The tide crashed against the jagged edges of the rock, showering him in a fine, salty mist. There were clouds in the horizon, but neither numerous nor big enough to block the last shimmer of the setting sun in the distance.
How long had it been already? A year? Ten? He couldn’t help but chuckle at the memory of his anguish when he first set eyes on what was meant to be his prison. Time, he found out, meant so little here.
A couple of sea-hawks were calling it a day and heading back to their nests, smooth aerodynamic shadows against the blue-grey sky. It was getting cold, and it would soon be dark. He turned away from the sea and headed back to the ancient stone building.
The old generator made soft groaning noises as he purposefully cranked it up. He made sure all the right switches were in place, and let the light shine into the night.
He paused for a moment to catch his breath at the top of the one hundred and fifty-four step climb to the observation deck (he had counted each step and even given them nicknames during the first month of his stay), and opened the creaky iron door.

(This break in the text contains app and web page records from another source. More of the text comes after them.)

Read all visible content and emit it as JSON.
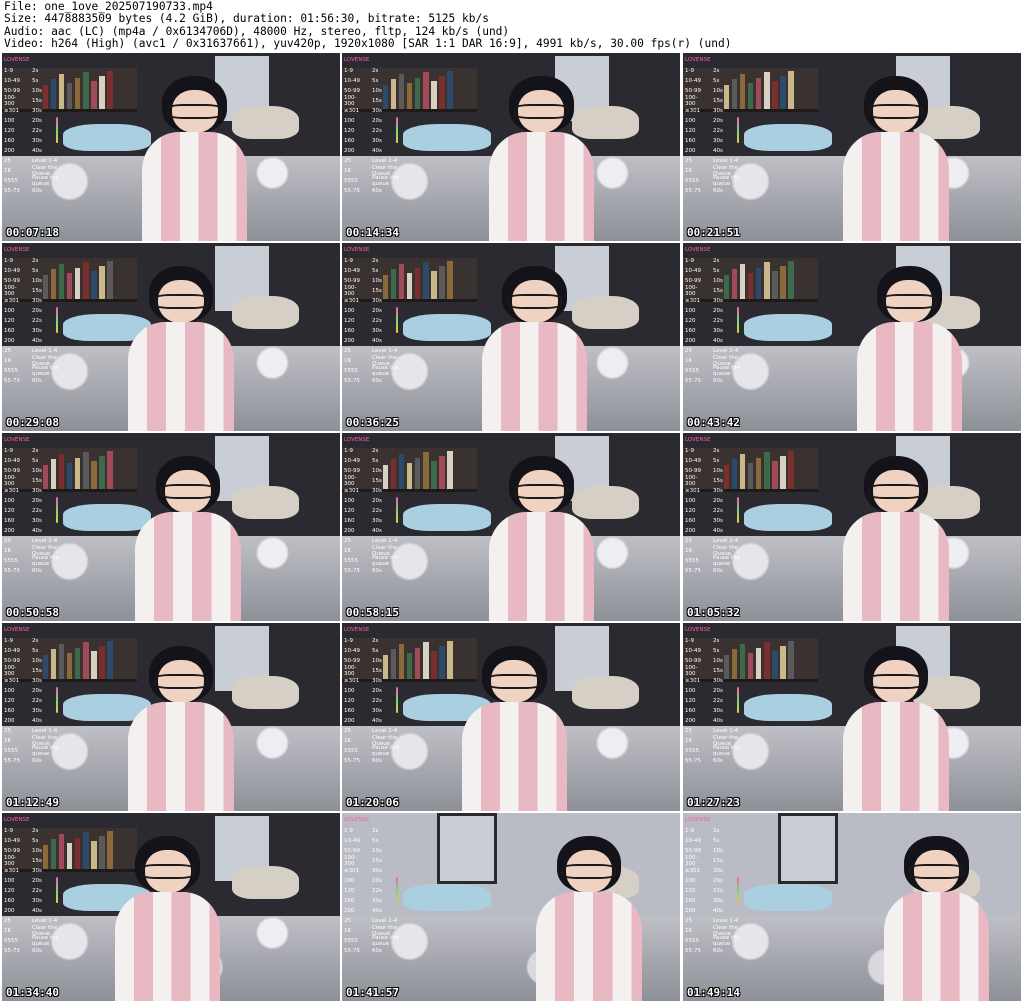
{
  "header": {
    "file": "File: one_1ove_202507190733.mp4",
    "size": "Size: 4478883509 bytes (4.2 GiB), duration: 01:56:30, bitrate: 5125 kb/s",
    "audio": "Audio: aac (LC) (mp4a / 0x6134706D), 48000 Hz, stereo, fltp, 124 kb/s (und)",
    "video": "Video: h264 (High) (avc1 / 0x31637661), yuv420p, 1920x1080 [SAR 1:1 DAR 16:9], 4991 kb/s, 30.00 fps(r) (und)"
  },
  "overlay": {
    "brand": "LOVENSE",
    "rows": [
      [
        "1-9",
        "2s"
      ],
      [
        "10-49",
        "5s"
      ],
      [
        "50-99",
        "10s"
      ],
      [
        "100-300",
        "15s"
      ],
      [
        "≥301",
        "30s"
      ],
      [
        "100",
        "20s"
      ],
      [
        "120",
        "22s"
      ],
      [
        "160",
        "30s"
      ],
      [
        "200",
        "40s"
      ],
      [
        "25",
        "Level 1-4"
      ],
      [
        "1K",
        "Clear the Queue"
      ],
      [
        "5555",
        "Pause the queue"
      ],
      [
        "55-75",
        "60s"
      ]
    ]
  },
  "thumbnails": [
    {
      "timestamp": "00:07:18"
    },
    {
      "timestamp": "00:14:34"
    },
    {
      "timestamp": "00:21:51"
    },
    {
      "timestamp": "00:29:08"
    },
    {
      "timestamp": "00:36:25"
    },
    {
      "timestamp": "00:43:42"
    },
    {
      "timestamp": "00:50:58"
    },
    {
      "timestamp": "00:58:15"
    },
    {
      "timestamp": "01:05:32"
    },
    {
      "timestamp": "01:12:49"
    },
    {
      "timestamp": "01:20:06"
    },
    {
      "timestamp": "01:27:23"
    },
    {
      "timestamp": "01:34:40"
    },
    {
      "timestamp": "01:41:57"
    },
    {
      "timestamp": "01:49:14"
    }
  ],
  "colors": {
    "wall": "#2b2a30",
    "cardigan_pink": "#e8b8c3",
    "cardigan_white": "#f3f0ef",
    "pillow_blue": "#a9cfe0",
    "overlay_accent": "#ff5ba7"
  }
}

The battered chair was there, as usual, facing the western window. The sweeping light from the tower was clearly visible as a sparkling beam stretching away into the mist.

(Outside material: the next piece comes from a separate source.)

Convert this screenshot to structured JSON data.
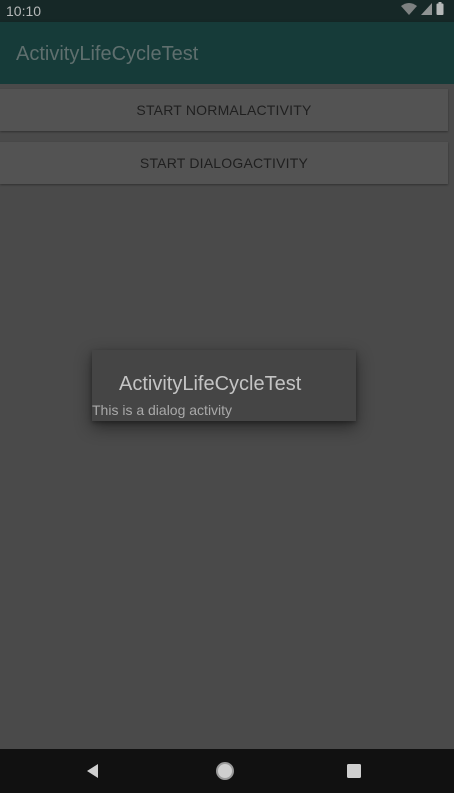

He slowly sat facing the sea, opened the thermos, and sipped some tea.